Fiction by Title
Fiction by Author
Movies by Title
Movies by Rating
Galaxy Quest, written by David Howard and Robert Gordon, directed by Dean Parisot, 1999, 110 min.
Galaxy Quest is an amiable spoof, the kind that entertains you and leaves you laughing for longer than the necessary two hours. While playing, the movie rambles along without much urgency, and this is itself a charming thing. The premise is clever -- bumbling aliens have intercepted television broadcasts of a show called Galaxy Quest, and come to Earth for help from these heroic space-travelling humans -- and it is developed in a slick and confident way. Galaxy Quest presents quite a contrast with such low-budget fare as Spaced Invaders, in which aliens took a broadcast of Welles' The War of the Worlds as their invasion orders. Spaced Invaders was a demonstration that a low budget does automatically make a movie interesting and subversive. Galaxy Quest is a demonstration that a higher budget does not necessarily make a movie conservative and conformist. The gloss here is deceptive.
The show Galaxy Quest is a very thinly disguised version of Star Trek, and the movie gets a good deal of mileage out of the sly parodies of the famous show. Most of the humour of Galaxy Quest comes from the topnotch cast, which I'll discuss in a moment. Galaxy Quest had its day on television and now, a number of years later, some members of the cast are heartily sick of the roles that have dogged them throughout their following careers. The movie begins with the crew of the ship at a Questerian convention, and the bickering and resentment begins. But then the aliens arrive, and the crew is soon involved in solving the problems of the galaxy. One bad turn is followed by worse, and not all aliens are friendly. By happy coincidence, the captain left a functioning communicator behind and so the hapless crew (made up of actors who have forgotten most of the information about their ship) can get in touch with some hardcore Questerian fans. These fans mobilize their friends, and soon they have a complete walkthrough of the ship running from a CD-ROM. The fans get their due, despite their obsessive nature. This is a good a way to describe the movie as any; yes, the people portrayed are quirky (as an understatement), but it's all in the most affectionate manner imaginable.
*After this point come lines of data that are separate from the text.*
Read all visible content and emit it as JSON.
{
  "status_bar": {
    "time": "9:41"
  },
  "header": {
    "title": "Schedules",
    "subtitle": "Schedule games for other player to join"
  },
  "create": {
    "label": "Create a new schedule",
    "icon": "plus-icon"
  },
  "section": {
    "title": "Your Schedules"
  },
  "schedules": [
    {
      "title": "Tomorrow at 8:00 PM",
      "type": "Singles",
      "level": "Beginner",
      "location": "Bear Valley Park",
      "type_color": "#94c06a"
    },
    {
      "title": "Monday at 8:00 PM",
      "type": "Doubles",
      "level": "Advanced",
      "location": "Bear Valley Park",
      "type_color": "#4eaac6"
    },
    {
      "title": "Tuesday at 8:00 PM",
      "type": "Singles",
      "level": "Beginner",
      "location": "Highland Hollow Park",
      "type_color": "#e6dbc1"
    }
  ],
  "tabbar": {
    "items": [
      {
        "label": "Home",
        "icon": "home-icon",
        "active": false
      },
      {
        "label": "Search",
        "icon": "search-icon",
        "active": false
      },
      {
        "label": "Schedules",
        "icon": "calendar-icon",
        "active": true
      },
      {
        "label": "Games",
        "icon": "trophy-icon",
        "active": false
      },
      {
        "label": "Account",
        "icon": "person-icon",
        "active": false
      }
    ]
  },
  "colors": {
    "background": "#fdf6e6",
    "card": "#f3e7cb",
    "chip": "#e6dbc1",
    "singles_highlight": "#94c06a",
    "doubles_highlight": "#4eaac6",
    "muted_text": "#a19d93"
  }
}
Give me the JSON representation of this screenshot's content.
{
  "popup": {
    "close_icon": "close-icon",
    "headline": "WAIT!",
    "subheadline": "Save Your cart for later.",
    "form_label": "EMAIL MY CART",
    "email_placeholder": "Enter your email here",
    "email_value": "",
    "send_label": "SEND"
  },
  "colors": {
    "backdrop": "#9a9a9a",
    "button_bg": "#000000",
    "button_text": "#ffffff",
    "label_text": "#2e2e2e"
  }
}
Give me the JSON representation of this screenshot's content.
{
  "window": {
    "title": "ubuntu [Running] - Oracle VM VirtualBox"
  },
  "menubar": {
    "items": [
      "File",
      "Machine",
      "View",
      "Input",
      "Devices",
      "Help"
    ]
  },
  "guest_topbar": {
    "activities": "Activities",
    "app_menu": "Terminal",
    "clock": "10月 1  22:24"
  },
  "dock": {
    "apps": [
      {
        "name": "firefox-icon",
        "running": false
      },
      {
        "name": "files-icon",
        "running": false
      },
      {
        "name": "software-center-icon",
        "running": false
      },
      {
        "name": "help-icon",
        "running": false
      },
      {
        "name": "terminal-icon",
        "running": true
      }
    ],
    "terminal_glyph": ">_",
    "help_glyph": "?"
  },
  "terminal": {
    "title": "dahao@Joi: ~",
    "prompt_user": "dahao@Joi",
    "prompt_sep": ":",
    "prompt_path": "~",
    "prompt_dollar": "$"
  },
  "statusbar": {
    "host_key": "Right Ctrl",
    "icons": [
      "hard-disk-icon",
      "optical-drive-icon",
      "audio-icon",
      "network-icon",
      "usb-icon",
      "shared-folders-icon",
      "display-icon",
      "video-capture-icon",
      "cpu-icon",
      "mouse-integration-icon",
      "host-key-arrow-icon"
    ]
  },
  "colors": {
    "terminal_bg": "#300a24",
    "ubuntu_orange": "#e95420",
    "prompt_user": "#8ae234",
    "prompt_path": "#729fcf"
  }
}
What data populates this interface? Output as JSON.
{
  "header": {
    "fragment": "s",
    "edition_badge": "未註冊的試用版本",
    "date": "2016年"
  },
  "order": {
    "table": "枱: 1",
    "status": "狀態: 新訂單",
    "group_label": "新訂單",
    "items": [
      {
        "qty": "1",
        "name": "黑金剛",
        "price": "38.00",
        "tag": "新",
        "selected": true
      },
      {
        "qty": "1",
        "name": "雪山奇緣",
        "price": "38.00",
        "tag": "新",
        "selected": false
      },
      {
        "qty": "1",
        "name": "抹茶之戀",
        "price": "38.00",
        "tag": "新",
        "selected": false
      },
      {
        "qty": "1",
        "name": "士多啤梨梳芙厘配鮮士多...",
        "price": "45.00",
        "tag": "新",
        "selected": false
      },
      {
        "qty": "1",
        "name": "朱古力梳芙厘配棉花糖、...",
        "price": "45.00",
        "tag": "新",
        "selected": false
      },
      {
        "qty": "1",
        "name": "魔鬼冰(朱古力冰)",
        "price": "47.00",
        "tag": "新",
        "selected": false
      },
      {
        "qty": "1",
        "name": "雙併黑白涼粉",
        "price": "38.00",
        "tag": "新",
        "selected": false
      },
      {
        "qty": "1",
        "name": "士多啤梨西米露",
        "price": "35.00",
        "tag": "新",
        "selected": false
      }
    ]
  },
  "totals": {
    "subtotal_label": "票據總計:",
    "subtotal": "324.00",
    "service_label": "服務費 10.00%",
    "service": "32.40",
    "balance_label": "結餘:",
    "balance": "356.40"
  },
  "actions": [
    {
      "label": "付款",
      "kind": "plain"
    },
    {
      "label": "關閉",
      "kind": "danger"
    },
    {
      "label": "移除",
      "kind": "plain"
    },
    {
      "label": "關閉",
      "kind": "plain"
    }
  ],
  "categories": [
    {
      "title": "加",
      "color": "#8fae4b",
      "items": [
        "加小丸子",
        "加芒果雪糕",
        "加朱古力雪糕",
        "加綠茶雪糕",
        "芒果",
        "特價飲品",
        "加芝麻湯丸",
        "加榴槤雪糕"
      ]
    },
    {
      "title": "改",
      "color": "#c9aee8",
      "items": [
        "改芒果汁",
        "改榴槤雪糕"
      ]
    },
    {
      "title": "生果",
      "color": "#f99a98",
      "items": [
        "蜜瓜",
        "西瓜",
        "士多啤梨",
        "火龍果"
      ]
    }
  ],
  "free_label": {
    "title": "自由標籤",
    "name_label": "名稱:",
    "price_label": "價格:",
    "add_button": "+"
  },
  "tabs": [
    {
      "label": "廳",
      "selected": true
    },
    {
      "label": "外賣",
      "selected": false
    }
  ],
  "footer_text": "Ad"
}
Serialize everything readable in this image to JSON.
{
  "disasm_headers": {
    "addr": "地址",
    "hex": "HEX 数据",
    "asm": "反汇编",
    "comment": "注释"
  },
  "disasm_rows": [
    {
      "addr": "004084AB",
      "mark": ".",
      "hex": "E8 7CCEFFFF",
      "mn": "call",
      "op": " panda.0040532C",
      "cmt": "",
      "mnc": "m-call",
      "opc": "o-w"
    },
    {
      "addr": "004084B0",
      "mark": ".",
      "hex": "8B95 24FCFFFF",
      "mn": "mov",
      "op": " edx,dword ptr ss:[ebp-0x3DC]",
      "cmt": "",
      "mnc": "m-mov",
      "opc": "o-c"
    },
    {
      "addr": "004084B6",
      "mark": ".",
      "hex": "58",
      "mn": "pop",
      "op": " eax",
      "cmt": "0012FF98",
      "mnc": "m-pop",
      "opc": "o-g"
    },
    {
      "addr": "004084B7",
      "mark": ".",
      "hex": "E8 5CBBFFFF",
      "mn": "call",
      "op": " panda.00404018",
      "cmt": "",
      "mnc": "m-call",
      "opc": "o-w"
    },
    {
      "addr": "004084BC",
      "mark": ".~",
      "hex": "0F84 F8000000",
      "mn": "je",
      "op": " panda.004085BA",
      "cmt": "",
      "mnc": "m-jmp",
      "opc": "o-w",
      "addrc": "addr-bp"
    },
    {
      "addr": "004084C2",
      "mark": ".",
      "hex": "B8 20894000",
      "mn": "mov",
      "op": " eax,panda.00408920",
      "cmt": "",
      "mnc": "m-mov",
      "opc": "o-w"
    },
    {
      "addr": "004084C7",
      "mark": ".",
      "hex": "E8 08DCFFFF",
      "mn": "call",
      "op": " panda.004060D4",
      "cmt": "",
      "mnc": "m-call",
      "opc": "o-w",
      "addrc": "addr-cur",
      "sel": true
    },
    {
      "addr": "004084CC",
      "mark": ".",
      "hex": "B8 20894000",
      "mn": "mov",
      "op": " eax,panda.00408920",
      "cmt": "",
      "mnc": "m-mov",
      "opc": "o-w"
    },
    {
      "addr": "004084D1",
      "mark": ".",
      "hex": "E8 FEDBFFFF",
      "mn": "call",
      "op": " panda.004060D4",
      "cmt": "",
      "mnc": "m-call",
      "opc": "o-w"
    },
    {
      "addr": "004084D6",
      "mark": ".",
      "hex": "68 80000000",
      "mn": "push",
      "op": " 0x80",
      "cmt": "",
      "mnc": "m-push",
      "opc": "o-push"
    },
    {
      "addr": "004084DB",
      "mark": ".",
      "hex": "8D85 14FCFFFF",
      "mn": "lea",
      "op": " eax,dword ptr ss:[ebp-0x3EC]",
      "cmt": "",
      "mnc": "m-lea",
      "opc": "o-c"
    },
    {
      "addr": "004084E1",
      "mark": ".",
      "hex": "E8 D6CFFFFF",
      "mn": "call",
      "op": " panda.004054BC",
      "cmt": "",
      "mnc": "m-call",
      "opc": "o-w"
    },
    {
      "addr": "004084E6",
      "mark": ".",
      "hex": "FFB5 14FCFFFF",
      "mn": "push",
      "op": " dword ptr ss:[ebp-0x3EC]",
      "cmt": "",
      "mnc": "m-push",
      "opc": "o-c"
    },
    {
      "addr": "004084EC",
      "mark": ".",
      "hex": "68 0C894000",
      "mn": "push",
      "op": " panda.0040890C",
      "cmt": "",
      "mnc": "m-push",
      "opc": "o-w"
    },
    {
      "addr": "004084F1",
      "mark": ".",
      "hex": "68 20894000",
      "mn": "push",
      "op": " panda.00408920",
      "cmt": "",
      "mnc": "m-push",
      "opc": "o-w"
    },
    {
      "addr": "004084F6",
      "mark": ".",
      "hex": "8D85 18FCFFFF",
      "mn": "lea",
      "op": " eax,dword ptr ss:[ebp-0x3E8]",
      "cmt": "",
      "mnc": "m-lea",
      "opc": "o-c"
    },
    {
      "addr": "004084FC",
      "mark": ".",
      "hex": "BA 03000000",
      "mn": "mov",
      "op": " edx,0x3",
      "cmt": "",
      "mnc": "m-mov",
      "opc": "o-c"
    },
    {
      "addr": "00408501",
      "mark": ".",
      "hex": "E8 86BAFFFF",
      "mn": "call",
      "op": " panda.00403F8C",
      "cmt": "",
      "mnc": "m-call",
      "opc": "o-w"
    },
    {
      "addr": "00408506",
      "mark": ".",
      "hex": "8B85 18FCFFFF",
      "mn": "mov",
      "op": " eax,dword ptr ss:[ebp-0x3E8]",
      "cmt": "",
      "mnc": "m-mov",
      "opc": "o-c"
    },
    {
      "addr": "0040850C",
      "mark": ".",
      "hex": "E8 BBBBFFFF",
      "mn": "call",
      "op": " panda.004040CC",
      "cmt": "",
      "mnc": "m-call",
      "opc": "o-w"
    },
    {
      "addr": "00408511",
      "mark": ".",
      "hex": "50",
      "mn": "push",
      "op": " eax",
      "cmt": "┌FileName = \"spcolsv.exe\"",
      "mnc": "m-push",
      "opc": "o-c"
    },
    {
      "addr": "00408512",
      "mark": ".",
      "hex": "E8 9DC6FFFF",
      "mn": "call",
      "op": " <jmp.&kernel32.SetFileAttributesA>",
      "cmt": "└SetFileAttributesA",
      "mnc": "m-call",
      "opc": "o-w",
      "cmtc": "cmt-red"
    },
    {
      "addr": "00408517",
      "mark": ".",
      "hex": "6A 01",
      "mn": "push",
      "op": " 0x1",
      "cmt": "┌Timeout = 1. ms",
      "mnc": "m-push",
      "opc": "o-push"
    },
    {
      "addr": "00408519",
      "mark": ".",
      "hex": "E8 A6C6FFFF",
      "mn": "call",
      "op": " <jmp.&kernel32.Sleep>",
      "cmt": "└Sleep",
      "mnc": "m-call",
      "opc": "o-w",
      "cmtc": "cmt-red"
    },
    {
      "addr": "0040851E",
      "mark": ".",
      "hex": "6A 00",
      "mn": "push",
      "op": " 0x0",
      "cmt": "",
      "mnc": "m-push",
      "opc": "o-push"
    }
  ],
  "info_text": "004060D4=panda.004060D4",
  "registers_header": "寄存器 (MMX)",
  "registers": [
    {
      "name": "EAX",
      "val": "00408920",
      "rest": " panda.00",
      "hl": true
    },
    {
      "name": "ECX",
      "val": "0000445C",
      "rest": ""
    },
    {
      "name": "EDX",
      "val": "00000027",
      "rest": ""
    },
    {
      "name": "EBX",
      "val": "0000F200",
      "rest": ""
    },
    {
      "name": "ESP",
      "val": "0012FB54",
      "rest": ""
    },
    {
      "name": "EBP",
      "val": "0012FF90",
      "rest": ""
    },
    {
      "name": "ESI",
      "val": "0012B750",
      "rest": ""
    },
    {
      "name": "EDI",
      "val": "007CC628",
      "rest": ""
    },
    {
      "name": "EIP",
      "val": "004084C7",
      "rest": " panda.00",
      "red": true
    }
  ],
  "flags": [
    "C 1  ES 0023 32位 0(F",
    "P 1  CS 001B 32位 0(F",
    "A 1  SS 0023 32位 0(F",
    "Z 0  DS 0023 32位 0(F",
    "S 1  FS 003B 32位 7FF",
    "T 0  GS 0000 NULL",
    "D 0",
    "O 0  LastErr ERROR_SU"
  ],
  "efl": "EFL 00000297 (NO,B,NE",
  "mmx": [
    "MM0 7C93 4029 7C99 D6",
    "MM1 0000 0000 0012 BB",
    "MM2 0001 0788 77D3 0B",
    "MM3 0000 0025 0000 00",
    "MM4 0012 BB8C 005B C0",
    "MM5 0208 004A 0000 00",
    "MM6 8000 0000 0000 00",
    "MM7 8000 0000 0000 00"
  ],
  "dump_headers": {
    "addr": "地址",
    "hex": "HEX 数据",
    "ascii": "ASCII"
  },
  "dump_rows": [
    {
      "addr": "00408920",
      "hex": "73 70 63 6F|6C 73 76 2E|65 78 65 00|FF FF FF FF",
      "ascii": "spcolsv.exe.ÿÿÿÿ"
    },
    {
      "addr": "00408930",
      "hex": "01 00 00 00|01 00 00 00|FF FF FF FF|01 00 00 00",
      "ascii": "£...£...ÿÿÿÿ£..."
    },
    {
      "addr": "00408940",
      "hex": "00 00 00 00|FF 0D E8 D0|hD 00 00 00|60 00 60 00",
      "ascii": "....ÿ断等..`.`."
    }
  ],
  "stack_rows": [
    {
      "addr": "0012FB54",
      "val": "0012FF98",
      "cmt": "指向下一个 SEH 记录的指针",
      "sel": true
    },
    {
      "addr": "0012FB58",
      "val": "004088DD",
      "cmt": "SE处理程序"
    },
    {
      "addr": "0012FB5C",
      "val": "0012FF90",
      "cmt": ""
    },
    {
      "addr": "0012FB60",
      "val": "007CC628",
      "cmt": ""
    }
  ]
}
The characters really make the show, and they all get their moments of glory and their moments of development. Tim Allen has a blast as an arrogant actor playing a starship captain, and who couldn't be happier than on the massive ego trip of aliens believing he is a hero. Alan Rickman, who has always known how to provide an adept comic turn, is the science officer of the crew, and his actor character is massively fed up with the whole franchise. And so on, all down the list of crew members of the Enterprise. Sigourney Weaver, who displays her genius for hitting the funny bone all too seldom, plays the character of Tawny Madison. Tawny Madison had one job on the set of Galaxy Quest, which was to repeat what the computer said, and by golly, but she's going to fulfil her role. I was expecting Weaver to deliver a fine performance, and I suppose I should have expected Tony Shalhoub to do the same, as he's done some fine work in the past. He really stole the show in my opinion, here as the completely unperturbable engineer. Scotty was pretty excitable, if memory serves, so Shalhoub's deadpan delivery of one bit of bad news after another is funny in its own right.
As I've been writing this, I've been mixing up the various levels of representation -- the real actor, the portrayed actor, the portrayed actor's character, the portrayed actor's character's parodied character, and the portrayed actor's character's parodied character's actor. Or more clearly: Tim Allen; his actor character in movie, Jason Nesmith; Nesmith's role on the show as Commander Peter Quincy Taggart; Commander Taggart as a parody of Captain Kirk; and Captain Kirk's portrayer, William Shatner. One of the joys of the movie is the way it can keep all this quite clear in the audience's mind, and manages to get laughs as well. Galaxy Quest is a successful science fiction comedy and there aren't many of those!
First posted: March 4, 2000; Last modified: July 25, 2001
Copyright © 2000-2001 by James Schellenberg (email@example.com)
Buy the latest issue of Challenging Destiny online from:
Buy back issues of Challenging Destiny online from:
For the latest information on availability: Where Can You Buy Challenging Destiny?